    ABSTRACT: Bisphenol A (BPA) and triclosan (TCS) were determined in urine of Belgian overweight and obese (n = 151) and lean (n = 43) individuals. After the first urine collection (0 M), obese patients started a diet program or have undergone bariatric surgery. Hereafter, three additional urine samples from obese patients were collected after 3 (3M), 6 (6M) and 12 (12 M) months. Both compounds were detected in N99% of the samples. BPA had median concentrations of 1.7 and 1.2 ng/mL in obese and lean groups, respectively, while TCS had median concentrations of 1.5 and 0.9 ng/mL in the obese and lean groups, respectively. The obese group had higher urinary concentrations (ng/mL) of BPA (p b 0.5), while no significant differences were found for TCS between the obese and lean groups. No time trends between the different collection moments were observed. The BPA concentrations in the obese group were negatively associated with age, while no gender difference or relationship with body mass index was observed. For TCS, no relationships with gender, BMI, or age were found. The temporal variability of BPA and TCS was assessed with calculation of the intra class correlation coefficient, Spearman rank correlation coefficients, and surrogate category analysis. We observed evidence that single spot urine samples might be predictive of exposure over a longer period of time. Dietary intakes of BPA and TCS did not differ significantly among the time points considered after obese individuals started losing weight (6 and 12 months). Multiple linear regression analyses after adjusting for age and weight loss revealed negative associations between urinary TCS and serumFT4 in the 0M and 3M female obese individuals and positive associations between urinary BPA and serum TSH in the lean group.

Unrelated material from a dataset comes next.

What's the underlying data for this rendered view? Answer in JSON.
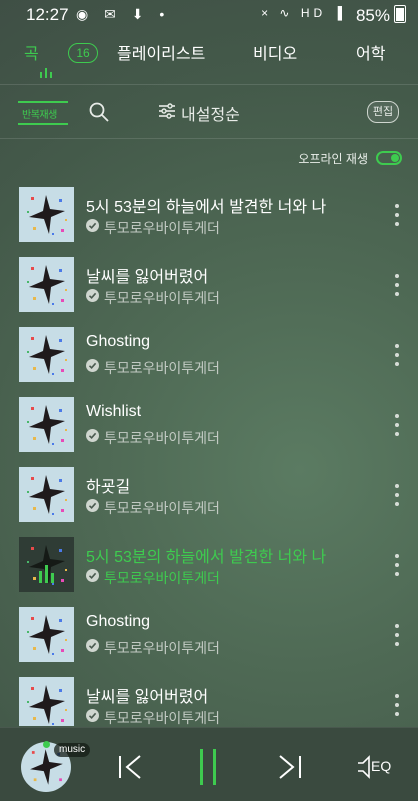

    Environment international 01/2015; 76(March 2015):98-105. DOI:10.1016/j.envint.2014.12.003 · 5.66 Impact Factor
  • Source
    • "Most people worldwide have detectable levels of BPA in their blood or urine indicating a ubiquitous exposure (Vandenberg et al., 2007; Olsen et al., 2012). Furthermore, BPA has been shown to induce obesity in rodents in experimental settings by different groups (Miyawaki et al., 2007; Somm et al., 2009), and in humans. Lang et al. and Shankar et al. found urinary BPA to be related to obesity measured by BMI in the NHANES study performed in adults (Lang et al., 2008; Shankar et al., 2012). "
    [Show abstract] [Hide abstract]
    ABSTRACT: Objective: Since bisphenol A (BPA) has been shown to induce obesity in experimental studies, we explored the associations between BPA and fat mass, fat distribution and circulating levels of adiponectin, leptin and ghrelin in humans. Methods: In the Prospective Investigation of the Vasculature in Uppsala Seniors (PIVUS), fat mass and fat distribution were determined in 70-year-old men and women (n = 890) by dual-energy X-ray absorptiometry (DXA) and magnetic resonance imaging (MRI) (n = 287). Serum levels of BPA were analyzed using isotope liquid chromatography/tandem mass spectrometer (API4000LC-MS/MS). Hormone levels were analyzed with radioimmunoassays (RIA) or enzyme-linked immunosorbent assay (ELISA). Imaging was performed approximately two years following collection of other data. Results: Serum concentrations of BPA were not related to adipose tissue measurements by DXA or MRI. BPA associated positively with adiponectin and leptin, but negatively with ghrelin, following adjustments for sex, height, fat mass, lean mass, smoking, alcohol consumption, physical activity, energy intake, and educational levels (p < 0.001, p = 0.009, p < 0.001, respectively). The relationship between BPA and ghrelin was stronger in women than in men. Conclusion: Although no relationships between BPA levels and measures of fat mass were seen, BPA associated strongly with the adipokines adiponectin and leptin and with the gut-hormone ghrelin suggesting that BPA may interfere with hormonal control of hunger and satiety. (C) 2014 Published by Elsevier Ltd.
    Chemosphere 10/2014; 112C:42-48. DOI:10.1016/j.chemosphere.2014.03.042 · 3.50 Impact Factor
Show more